Haiti Capital a ‘City under Siege’ amid Spasm of Gang Violence

AP Photo/Ariana Cubillos, File
Members of MINUSTAH, a U.N. force established in 2004, patrol the Marttisant community in Port-au-Prince, Haiti, July 31, 2007.

Residents of Haiti’s capital scrambled for safety Saturday following the latest spasm of gang violence, with a UN group warning of a “city under siege” after armed attackers targeted the presidential palace and police headquarters.

Criminal groups, which already control much of Port-au-Prince as well as roads leading to the rest of the country, have unleashed havoc in recent days as they try to oust Prime Minister Ariel Henry as leader of the Western hemisphere’s poorest country.

On Saturday, dozens of residents were seeking safety in public buildings, with some successfully breaking into one facility, according to an AFP correspondent.

The unrest has seen 362,000 Haitians internally displaced — more than half of them children and some forced to move multiple times, the International Organization for Migration said Saturday.

“Haitians are unable to lead a decent life. They are living in fear, and every day, every hour this situation carries on, the trauma gets worse,” Philippe Branchat, IOM’s chief in Haiti, said in a statement.

“People living in the capital are locked in, they have nowhere to go,” he said. “The capital is surrounded by armed groups and danger. It is a city under siege.”

Police on Friday night repelled gang attacks, including on the presidential palace, and several “bandits” were killed, Lionel Lazarre of the Haitian police union said. No police were among the victims.

The violence left burned-out vehicles, still smoldering, outside the Interior Ministry and on nearby streets, an AFP correspondent said.

Gunshots rang out late Friday throughout Port-au-Prince and witnesses recounted clashes “between police officers and bandits” as gangs apparently tried to commandeer police stations in the city center.

Lazarre pleaded Saturday for “means and equipment” to protect police buildings and other key facilities.

State of emergency

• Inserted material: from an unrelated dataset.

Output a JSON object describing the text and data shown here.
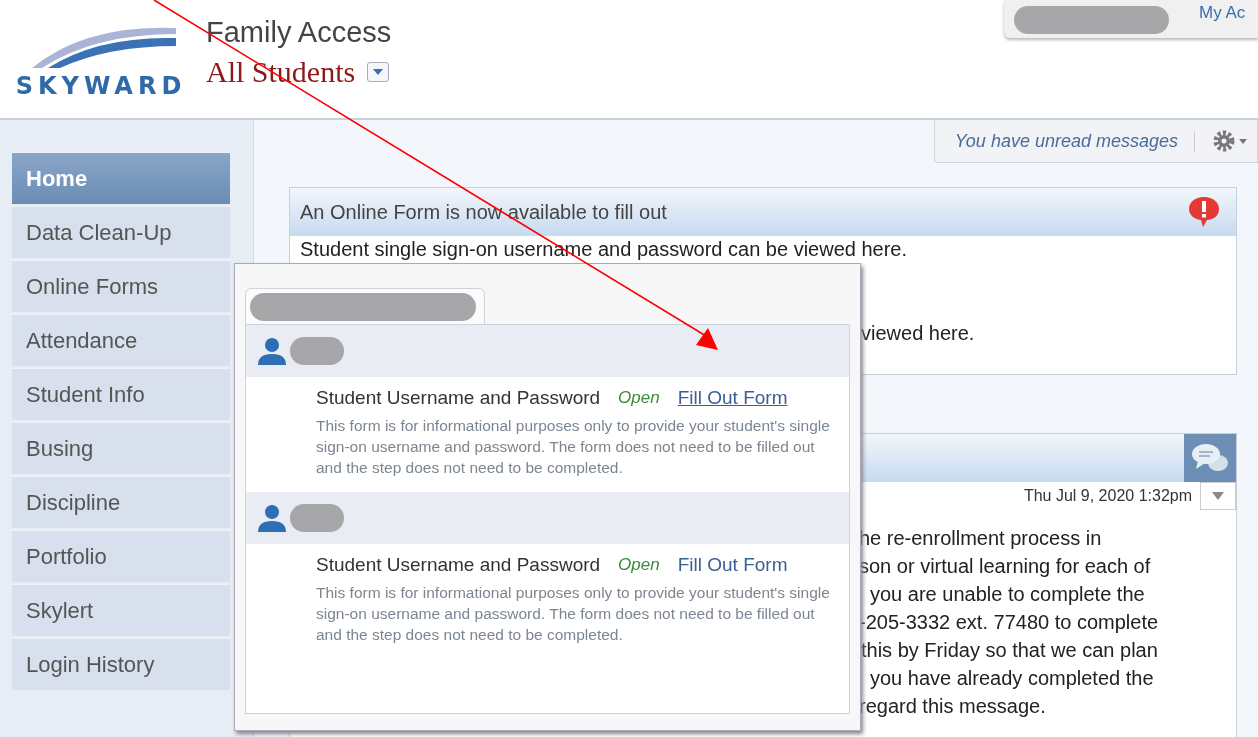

The well-armed gangs have attacked key infrastructure in recent days, including two prisons, allowing the majority of their 3,800 inmates to escape.

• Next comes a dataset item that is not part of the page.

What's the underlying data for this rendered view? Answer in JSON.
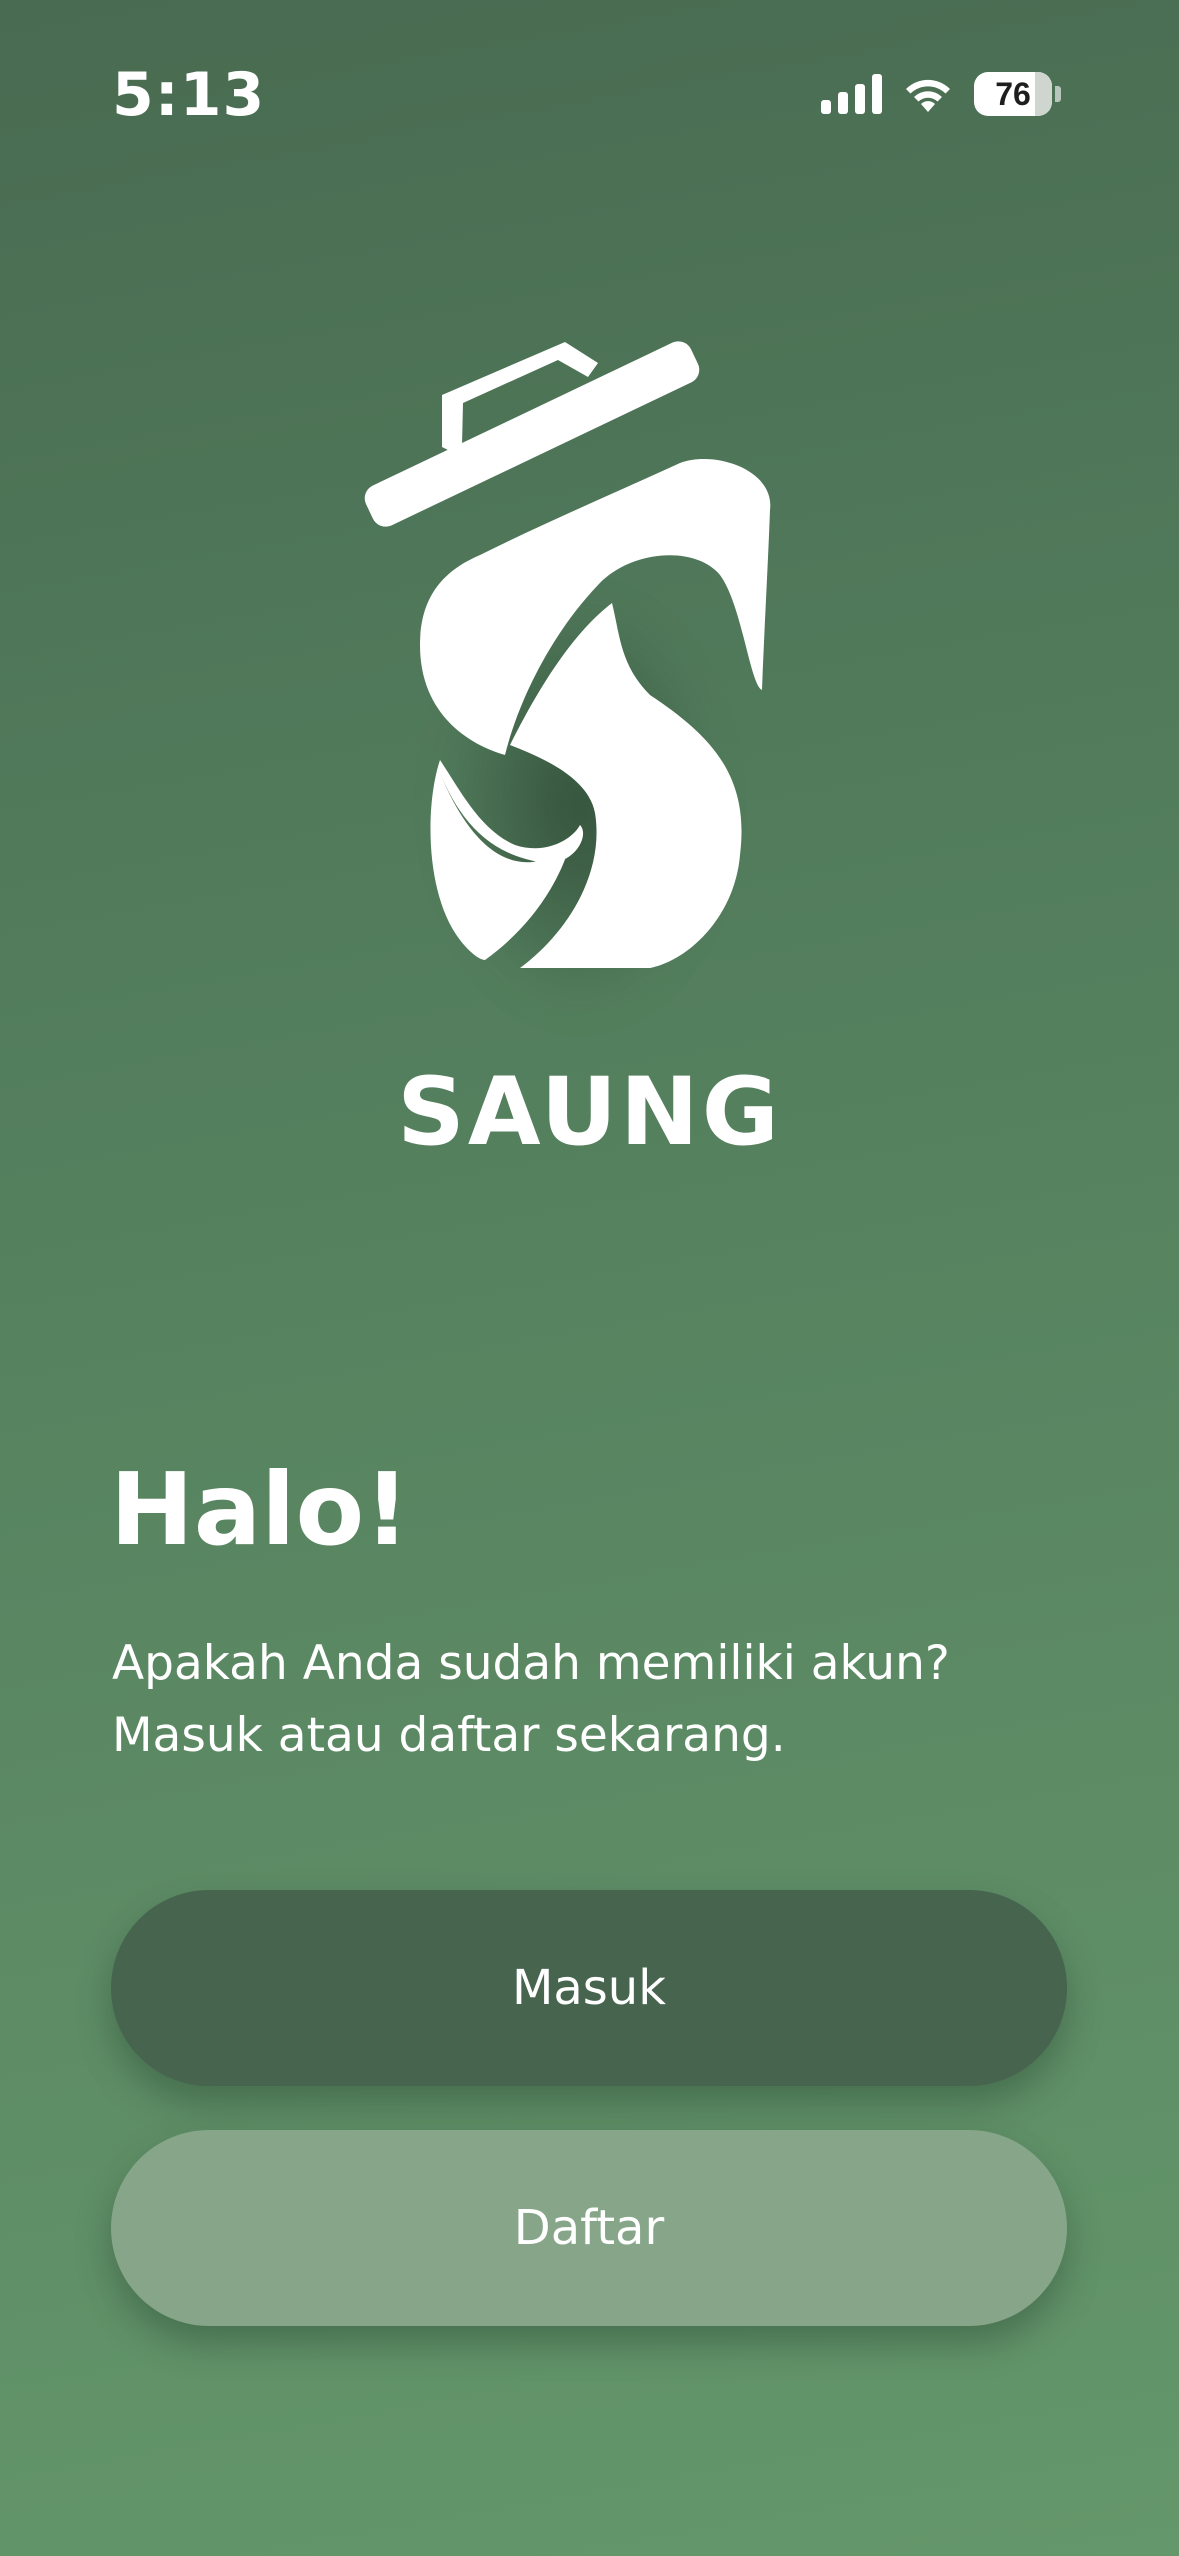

Along with some ordinary Haitians, the gangs are seeking the resignation of Prime Minister Henry, who was due to leave office in February but instead agreed to a power-sharing deal with the opposition until new elections are held.

The United States has asked Henry to enact urgent political reform to prevent further escalation. But he was in Kenya when the violence broke out and is now reportedly stranded in the US territory of Puerto Rico.

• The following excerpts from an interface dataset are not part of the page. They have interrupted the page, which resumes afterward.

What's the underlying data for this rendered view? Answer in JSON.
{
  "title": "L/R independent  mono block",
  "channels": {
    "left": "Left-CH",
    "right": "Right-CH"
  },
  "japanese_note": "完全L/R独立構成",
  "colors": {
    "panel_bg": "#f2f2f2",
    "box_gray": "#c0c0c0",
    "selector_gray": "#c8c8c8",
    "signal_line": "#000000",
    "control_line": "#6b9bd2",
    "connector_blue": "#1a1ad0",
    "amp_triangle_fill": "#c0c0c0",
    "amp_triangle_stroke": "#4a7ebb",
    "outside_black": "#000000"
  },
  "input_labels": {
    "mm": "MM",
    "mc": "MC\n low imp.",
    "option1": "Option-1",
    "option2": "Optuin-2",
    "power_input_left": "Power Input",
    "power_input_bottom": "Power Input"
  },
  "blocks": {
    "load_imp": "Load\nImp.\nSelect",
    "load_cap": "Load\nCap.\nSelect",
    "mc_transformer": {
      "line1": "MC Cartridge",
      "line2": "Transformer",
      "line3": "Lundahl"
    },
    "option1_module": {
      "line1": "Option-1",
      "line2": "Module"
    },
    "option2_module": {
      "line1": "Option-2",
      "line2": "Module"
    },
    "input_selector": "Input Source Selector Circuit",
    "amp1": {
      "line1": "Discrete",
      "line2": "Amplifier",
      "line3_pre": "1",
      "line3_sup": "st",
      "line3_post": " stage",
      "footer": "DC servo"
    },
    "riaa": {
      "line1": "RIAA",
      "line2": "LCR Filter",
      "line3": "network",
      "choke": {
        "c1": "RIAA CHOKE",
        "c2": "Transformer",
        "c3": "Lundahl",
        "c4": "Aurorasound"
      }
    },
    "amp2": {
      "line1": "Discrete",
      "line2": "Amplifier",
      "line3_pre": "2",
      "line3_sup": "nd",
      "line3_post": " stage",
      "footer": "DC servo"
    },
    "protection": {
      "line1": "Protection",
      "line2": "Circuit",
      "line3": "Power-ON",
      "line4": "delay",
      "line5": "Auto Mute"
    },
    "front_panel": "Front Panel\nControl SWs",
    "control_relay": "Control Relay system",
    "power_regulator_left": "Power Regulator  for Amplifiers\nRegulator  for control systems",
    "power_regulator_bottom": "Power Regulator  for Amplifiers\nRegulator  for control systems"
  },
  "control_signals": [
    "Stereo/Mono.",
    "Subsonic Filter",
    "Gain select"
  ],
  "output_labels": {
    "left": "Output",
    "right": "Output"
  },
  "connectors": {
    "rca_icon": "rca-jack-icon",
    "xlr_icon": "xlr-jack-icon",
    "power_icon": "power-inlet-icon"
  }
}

After months of delays, the UN Security Council finally gave its green light in October for a multinational policing mission led by Kenya, but that deployment has been stalled by Kenyan courts.

Port-au-Prince and western Haiti have been placed under a month-long state of emergency and a nighttime curfew was in effect until Monday, though it was unlikely overstretched police could enforce it.

‘Simple cigarette salesman’

Port-au-Prince resident Fabiola Sanon told AFP her 32-year-old husband James, “a simple cigarette salesman,” was killed in the unrest.

He used to wake up early to earn money for their son’s breakfast before taking him to school, she said.

“James has never been in conflict with anyone,” Sanon said.

Haiti’s airport remained closed while the main port — a key point for food imports — reported looting since suspending services on Thursday, despite efforts to set up a security perimeter.

“If we cannot access those containers (full of food), Haiti will go hungry soon,” the NGO Mercy Corps warned in a statement.

CARICOM, an alliance of Caribbean nations, has summoned envoys from the United States, France, Canada and the United Nations to a meeting Monday in Jamaica to discuss the violence.

Guyana’s President Irfaan Ali said the meeting would take up “critical issues for the stabilization of security and the provision of urgent humanitarian assistance.”

The violence is threatening the country’s most vulnerable, including pregnant women and survivors of sexual violence, as the health system collapses.

Branchat, of IOM, deplored gang attacks on hospitals and “dire” lack of mental health services.

“Some hospitals have been run over by gangs and had to evacuate staff and patients, including newborns,” he said.

“Medical professionals across the capital are sounding the alarm as their capacity to deliver even the most basic medical services is severely diminished.”